As part of the Harvard University Green Building Standards, post-construction commissioning is required for all major construction projects on campus, but these quality assurance processes typically end within a year after construction is complete. What happens once the consultants leave, students and faculty move in, and a building manager is provided with overwhelming amounts of data from building automation system (BAS) control software that isn’t designed for careful analysis?

Increasingly the answer is to use automated continuous commissioning programs that tie directly into common BAS software, interpret all the data for you, and send alerts when trends diverge from expected performance. While it’s possible to perform such commissioning through consistent and careful analysis of the control trend data alone, the amount of time, effort, and skill required to do so would be very difficult on a departmental or campus scale.

Economics of Continuous Commissioning

A 2002 report from the Federal Energy Management Program, the Continuous Commissioning Guidebook, cited a study in which 130 buildings underwent a continuous commissioning process. This study determined that “the average measured utility savings are about 20%, with simple paybacks often in less than two years.” Experiences at the Harvard Business School reflect substantial savings as well where automated commissioning systems installed in 2008 have resulted in savings to date that are nearly three times the initial cost.

Successful Implementation Considerations

While the potential savings and benefits of automated continuous commissioning are substantial, getting these programs running is more complex than simply installing a program on a server and letting it run. Meghan Duggan, Assistant Director of Sustainability & Energy Management at the Harvard Business School advises that “for the program to be truly successful you have to have your controls vendor on board and partnering in the process.”

Most software solutions rely on the development of an algorithm of how each control point should operate under ever changing conditions, and that requires varying degrees of customization for each building up front to reflect specific operating conditions and control strategies. In general a building with more control points will require more effort and expense in the initial setup.

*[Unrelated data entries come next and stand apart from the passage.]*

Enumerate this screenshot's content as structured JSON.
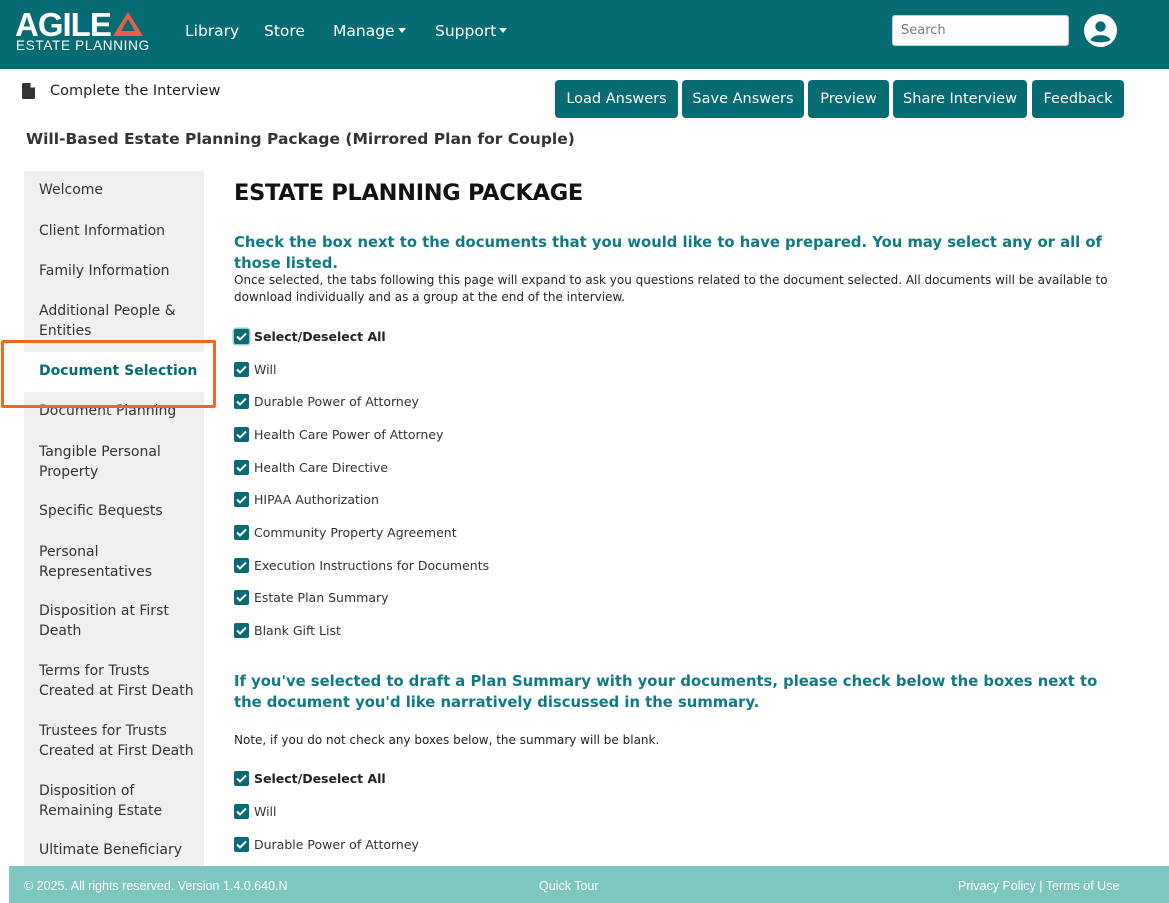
{
  "brand": {
    "logo_word": "AGILE",
    "logo_sub": "ESTATE PLANNING"
  },
  "nav": {
    "library": "Library",
    "store": "Store",
    "manage": "Manage",
    "support": "Support",
    "search_placeholder": "Search"
  },
  "header": {
    "page_label": "Complete the Interview",
    "buttons": {
      "load": "Load Answers",
      "save": "Save Answers",
      "preview": "Preview",
      "share": "Share Interview",
      "feedback": "Feedback"
    },
    "package_title": "Will-Based Estate Planning Package (Mirrored Plan for Couple)"
  },
  "sidebar": {
    "items": [
      "Welcome",
      "Client Information",
      "Family Information",
      "Additional People & Entities",
      "Document Selection",
      "Document Planning",
      "Tangible Personal Property",
      "Specific Bequests",
      "Personal Representatives",
      "Disposition at First Death",
      "Terms for Trusts Created at First Death",
      "Trustees for Trusts Created at First Death",
      "Disposition of Remaining Estate",
      "Ultimate Beneficiary"
    ],
    "active_index": 4
  },
  "main": {
    "heading": "ESTATE PLANNING PACKAGE",
    "section1": {
      "heading": "Check the box next to the documents that you would like to have prepared. You may select any or all of those listed.",
      "description": "Once selected, the tabs following this page will expand to ask you questions related to the document selected. All documents will be available to download individually and as a group at the end of the interview.",
      "select_all": {
        "label": "Select/Deselect All",
        "checked": true
      },
      "options": [
        {
          "label": "Will",
          "checked": true
        },
        {
          "label": "Durable Power of Attorney",
          "checked": true
        },
        {
          "label": "Health Care Power of Attorney",
          "checked": true
        },
        {
          "label": "Health Care Directive",
          "checked": true
        },
        {
          "label": "HIPAA Authorization",
          "checked": true
        },
        {
          "label": "Community Property Agreement",
          "checked": true
        },
        {
          "label": "Execution Instructions for Documents",
          "checked": true
        },
        {
          "label": "Estate Plan Summary",
          "checked": true
        },
        {
          "label": "Blank Gift List",
          "checked": true
        }
      ]
    },
    "section2": {
      "heading": "If you've selected to draft a Plan Summary with your documents, please check below the boxes next to the document you'd like narratively discussed in the summary.",
      "note": "Note, if you do not check any boxes below, the summary will be blank.",
      "select_all": {
        "label": "Select/Deselect All",
        "checked": true
      },
      "options": [
        {
          "label": "Will",
          "checked": true
        },
        {
          "label": "Durable Power of Attorney",
          "checked": true
        }
      ]
    }
  },
  "footer": {
    "copyright": "© 2025. All rights reserved. Version 1.4.0.640.N",
    "quick_tour": "Quick Tour",
    "privacy": "Privacy Policy",
    "separator": "|",
    "terms": "Terms of Use"
  },
  "colors": {
    "primary": "#066b73",
    "heading_teal": "#0e7b84",
    "footer_bg": "#7ec6c0",
    "highlight": "#f26522",
    "logo_red": "#e8604c"
  },
  "icons": [
    "document-icon",
    "user-avatar-icon",
    "checkmark-icon"
  ]
}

Green Building Services provides consulting services to ensure that the design, construction and operation of Harvard's built environment has minimal environmental and human health impacts, maximizes occupant comfort and generates an awareness of sustainable design and building operations. To learn more about our work and services, visit http://green.harvard.edu/gbs.